What the task asks:
Go over the records and copy every line with the string "screenshot".

Data to process:
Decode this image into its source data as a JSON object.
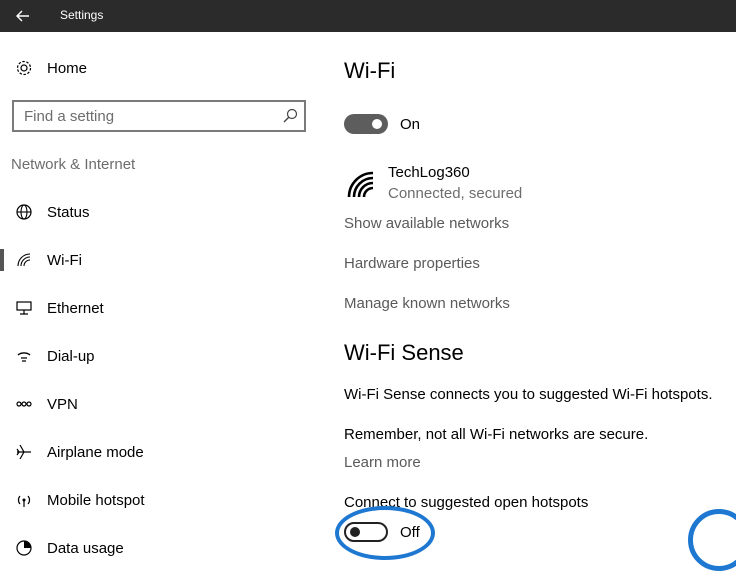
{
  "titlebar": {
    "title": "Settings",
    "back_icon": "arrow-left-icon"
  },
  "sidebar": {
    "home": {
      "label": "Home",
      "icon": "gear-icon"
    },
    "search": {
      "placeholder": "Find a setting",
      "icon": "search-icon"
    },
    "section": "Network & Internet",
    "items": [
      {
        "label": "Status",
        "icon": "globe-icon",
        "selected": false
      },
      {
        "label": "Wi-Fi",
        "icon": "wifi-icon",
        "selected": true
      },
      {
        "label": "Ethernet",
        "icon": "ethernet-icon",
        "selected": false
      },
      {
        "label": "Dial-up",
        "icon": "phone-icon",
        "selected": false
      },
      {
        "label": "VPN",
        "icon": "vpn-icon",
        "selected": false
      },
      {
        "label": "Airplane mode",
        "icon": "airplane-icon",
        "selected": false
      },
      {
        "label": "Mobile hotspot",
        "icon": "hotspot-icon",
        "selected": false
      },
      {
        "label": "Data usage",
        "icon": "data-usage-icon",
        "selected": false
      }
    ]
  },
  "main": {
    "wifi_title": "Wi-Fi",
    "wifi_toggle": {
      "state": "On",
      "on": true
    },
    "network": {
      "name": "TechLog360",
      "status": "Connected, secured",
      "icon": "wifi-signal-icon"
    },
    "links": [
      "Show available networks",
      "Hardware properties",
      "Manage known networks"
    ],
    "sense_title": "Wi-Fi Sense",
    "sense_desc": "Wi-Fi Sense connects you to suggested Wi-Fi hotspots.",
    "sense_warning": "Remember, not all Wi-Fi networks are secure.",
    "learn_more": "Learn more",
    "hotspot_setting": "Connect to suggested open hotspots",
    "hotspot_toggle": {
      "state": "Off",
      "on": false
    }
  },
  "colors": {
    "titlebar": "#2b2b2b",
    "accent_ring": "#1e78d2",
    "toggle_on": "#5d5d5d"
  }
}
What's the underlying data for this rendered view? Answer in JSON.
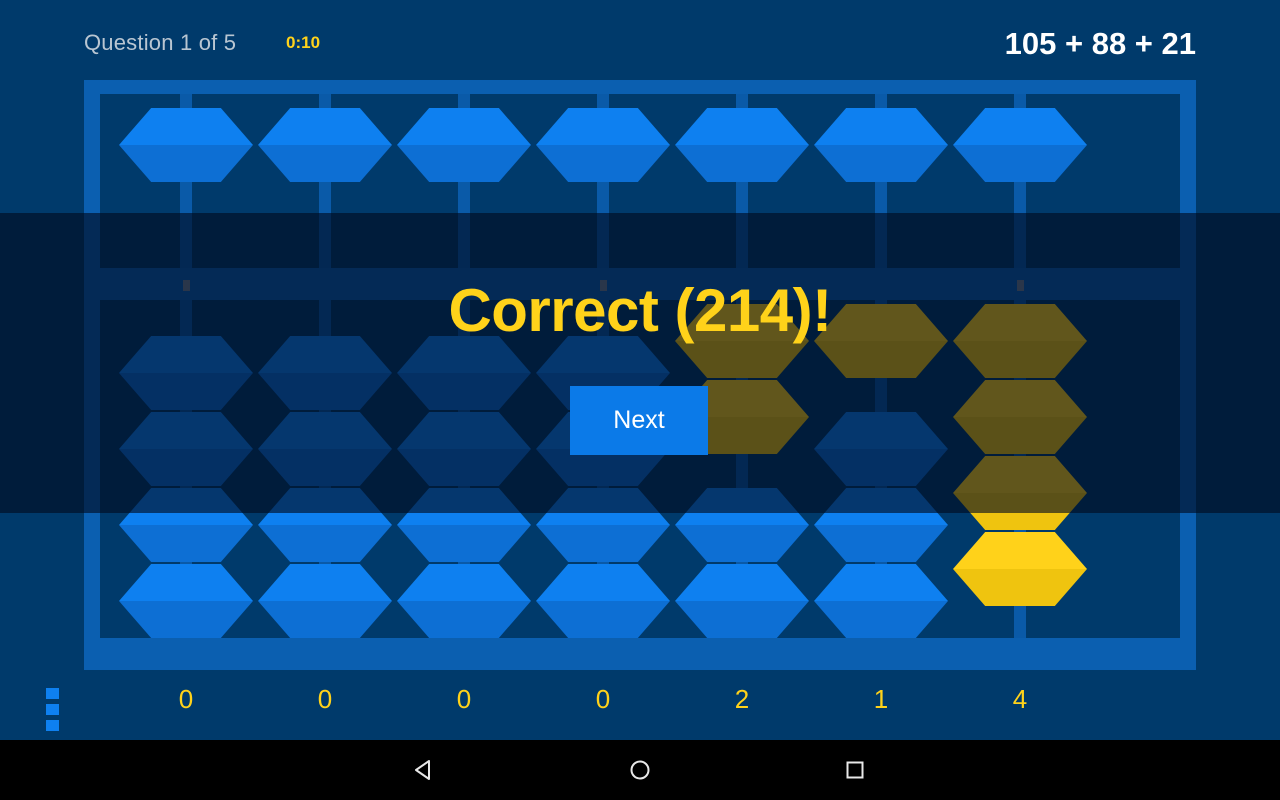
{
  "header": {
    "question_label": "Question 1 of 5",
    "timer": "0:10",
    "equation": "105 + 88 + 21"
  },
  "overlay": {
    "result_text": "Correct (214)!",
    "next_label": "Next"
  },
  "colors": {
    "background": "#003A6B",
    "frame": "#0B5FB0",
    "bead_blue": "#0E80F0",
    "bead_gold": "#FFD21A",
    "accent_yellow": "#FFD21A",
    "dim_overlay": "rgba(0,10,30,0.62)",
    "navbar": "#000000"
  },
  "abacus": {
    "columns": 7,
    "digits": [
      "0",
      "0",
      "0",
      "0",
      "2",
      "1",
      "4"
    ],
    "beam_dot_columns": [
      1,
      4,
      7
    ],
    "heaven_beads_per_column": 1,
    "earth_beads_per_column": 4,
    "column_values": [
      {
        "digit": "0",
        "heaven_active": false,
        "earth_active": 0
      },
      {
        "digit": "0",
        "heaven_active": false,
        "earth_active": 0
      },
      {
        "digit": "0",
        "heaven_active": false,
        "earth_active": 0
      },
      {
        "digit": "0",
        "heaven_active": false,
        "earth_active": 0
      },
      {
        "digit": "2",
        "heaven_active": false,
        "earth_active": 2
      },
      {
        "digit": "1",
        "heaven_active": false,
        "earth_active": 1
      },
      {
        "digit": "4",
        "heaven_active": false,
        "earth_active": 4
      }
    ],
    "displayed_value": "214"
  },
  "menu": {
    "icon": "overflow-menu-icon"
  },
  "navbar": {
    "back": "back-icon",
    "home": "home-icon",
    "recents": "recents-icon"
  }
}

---

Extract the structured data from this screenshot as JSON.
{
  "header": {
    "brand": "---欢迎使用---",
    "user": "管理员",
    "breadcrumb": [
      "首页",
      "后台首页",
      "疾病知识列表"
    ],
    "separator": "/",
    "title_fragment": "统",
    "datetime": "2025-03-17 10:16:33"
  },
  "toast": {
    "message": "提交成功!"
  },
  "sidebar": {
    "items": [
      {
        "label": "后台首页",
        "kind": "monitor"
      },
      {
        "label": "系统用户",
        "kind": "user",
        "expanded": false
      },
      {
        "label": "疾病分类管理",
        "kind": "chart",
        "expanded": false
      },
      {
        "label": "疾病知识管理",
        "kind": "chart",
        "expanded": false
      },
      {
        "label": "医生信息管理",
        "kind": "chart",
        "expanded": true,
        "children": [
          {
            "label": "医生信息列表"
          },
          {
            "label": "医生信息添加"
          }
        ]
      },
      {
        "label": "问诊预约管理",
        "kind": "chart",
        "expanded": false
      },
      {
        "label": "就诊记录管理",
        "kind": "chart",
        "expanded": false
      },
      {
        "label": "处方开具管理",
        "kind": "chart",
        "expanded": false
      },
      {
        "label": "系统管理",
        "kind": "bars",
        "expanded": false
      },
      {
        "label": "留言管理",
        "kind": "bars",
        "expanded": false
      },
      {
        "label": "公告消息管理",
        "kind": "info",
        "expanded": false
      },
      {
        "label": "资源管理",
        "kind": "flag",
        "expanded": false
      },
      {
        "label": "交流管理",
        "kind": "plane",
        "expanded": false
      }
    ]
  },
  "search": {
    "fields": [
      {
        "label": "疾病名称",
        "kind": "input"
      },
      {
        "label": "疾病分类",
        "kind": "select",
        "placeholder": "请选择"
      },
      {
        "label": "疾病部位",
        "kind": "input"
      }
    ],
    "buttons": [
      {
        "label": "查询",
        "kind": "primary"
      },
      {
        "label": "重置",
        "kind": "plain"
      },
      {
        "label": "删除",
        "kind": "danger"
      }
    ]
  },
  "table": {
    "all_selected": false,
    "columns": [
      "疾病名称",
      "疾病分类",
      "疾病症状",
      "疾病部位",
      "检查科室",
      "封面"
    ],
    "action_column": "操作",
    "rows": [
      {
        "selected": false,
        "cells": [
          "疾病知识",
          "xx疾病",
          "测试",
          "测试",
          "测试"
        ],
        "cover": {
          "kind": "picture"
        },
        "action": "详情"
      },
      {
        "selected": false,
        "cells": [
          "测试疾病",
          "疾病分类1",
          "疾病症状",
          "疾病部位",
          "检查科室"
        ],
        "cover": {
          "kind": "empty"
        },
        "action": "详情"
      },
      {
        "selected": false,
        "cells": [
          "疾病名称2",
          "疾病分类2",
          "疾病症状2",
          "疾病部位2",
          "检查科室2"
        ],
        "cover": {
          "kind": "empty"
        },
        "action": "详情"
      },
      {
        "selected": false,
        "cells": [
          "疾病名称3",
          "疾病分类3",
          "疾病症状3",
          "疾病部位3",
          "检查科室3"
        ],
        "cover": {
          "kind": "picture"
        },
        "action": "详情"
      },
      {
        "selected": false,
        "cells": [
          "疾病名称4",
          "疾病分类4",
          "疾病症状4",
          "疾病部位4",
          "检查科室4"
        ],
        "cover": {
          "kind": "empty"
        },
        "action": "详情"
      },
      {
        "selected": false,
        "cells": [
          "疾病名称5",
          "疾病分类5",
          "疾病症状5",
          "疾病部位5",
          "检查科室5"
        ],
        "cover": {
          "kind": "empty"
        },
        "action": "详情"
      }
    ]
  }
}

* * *

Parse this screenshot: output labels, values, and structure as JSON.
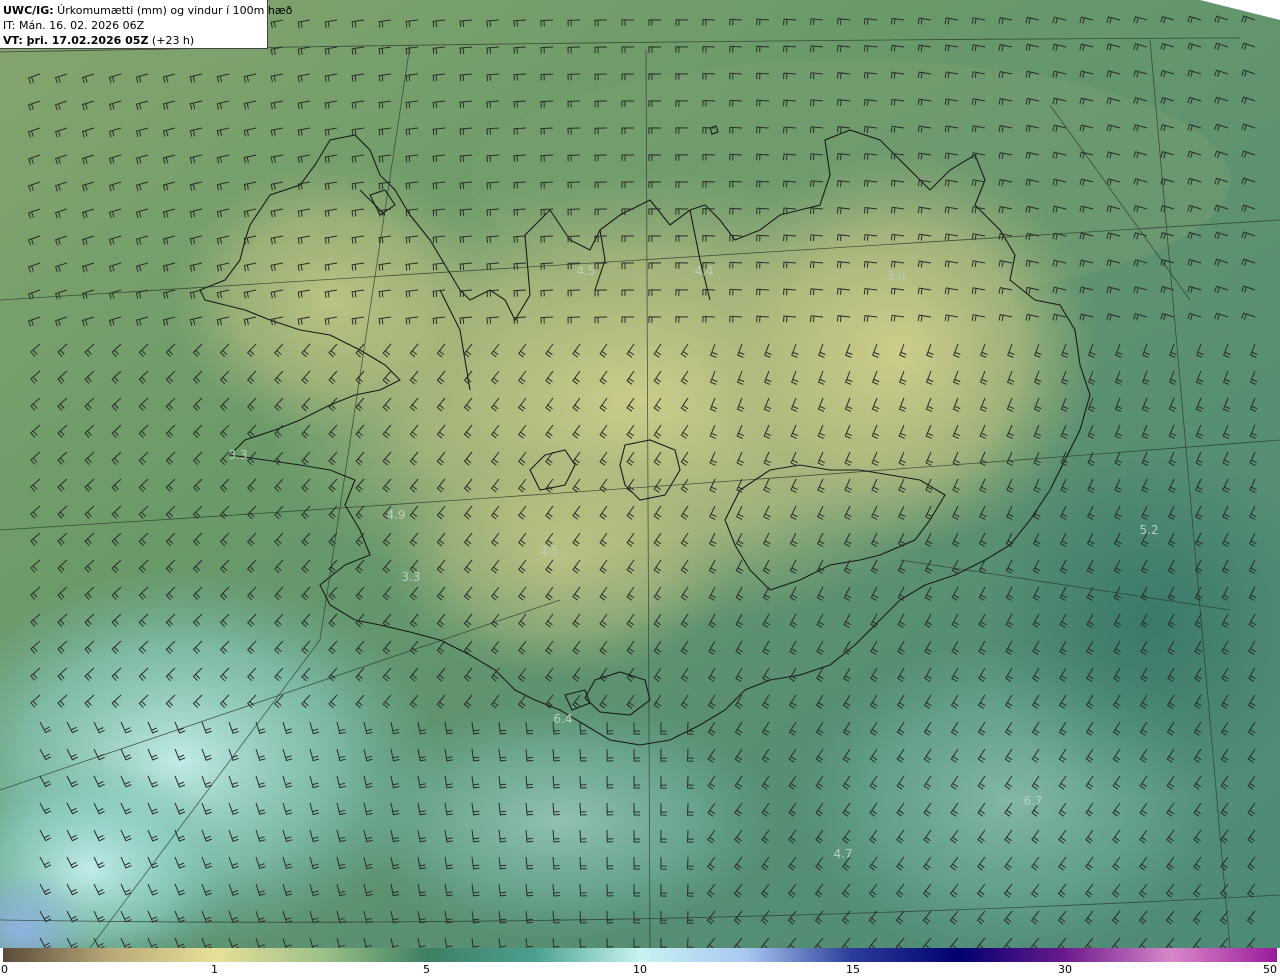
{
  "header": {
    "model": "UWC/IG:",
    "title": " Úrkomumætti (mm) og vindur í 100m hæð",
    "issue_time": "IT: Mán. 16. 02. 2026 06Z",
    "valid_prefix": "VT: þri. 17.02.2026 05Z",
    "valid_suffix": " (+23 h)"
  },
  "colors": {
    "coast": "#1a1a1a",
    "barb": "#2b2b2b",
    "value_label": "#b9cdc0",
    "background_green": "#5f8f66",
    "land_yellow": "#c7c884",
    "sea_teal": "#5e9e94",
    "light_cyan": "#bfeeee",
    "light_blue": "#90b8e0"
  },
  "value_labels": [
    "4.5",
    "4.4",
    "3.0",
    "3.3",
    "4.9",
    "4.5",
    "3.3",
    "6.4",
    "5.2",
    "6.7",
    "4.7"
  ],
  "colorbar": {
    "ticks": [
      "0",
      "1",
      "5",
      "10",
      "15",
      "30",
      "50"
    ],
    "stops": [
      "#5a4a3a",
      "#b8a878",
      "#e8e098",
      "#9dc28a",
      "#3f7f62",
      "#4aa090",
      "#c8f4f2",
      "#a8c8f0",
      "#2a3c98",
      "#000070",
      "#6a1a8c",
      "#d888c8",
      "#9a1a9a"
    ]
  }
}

Written solution:
Extract the structured data from this screenshot as JSON.
Parse this screenshot: output labels, values, and structure as JSON.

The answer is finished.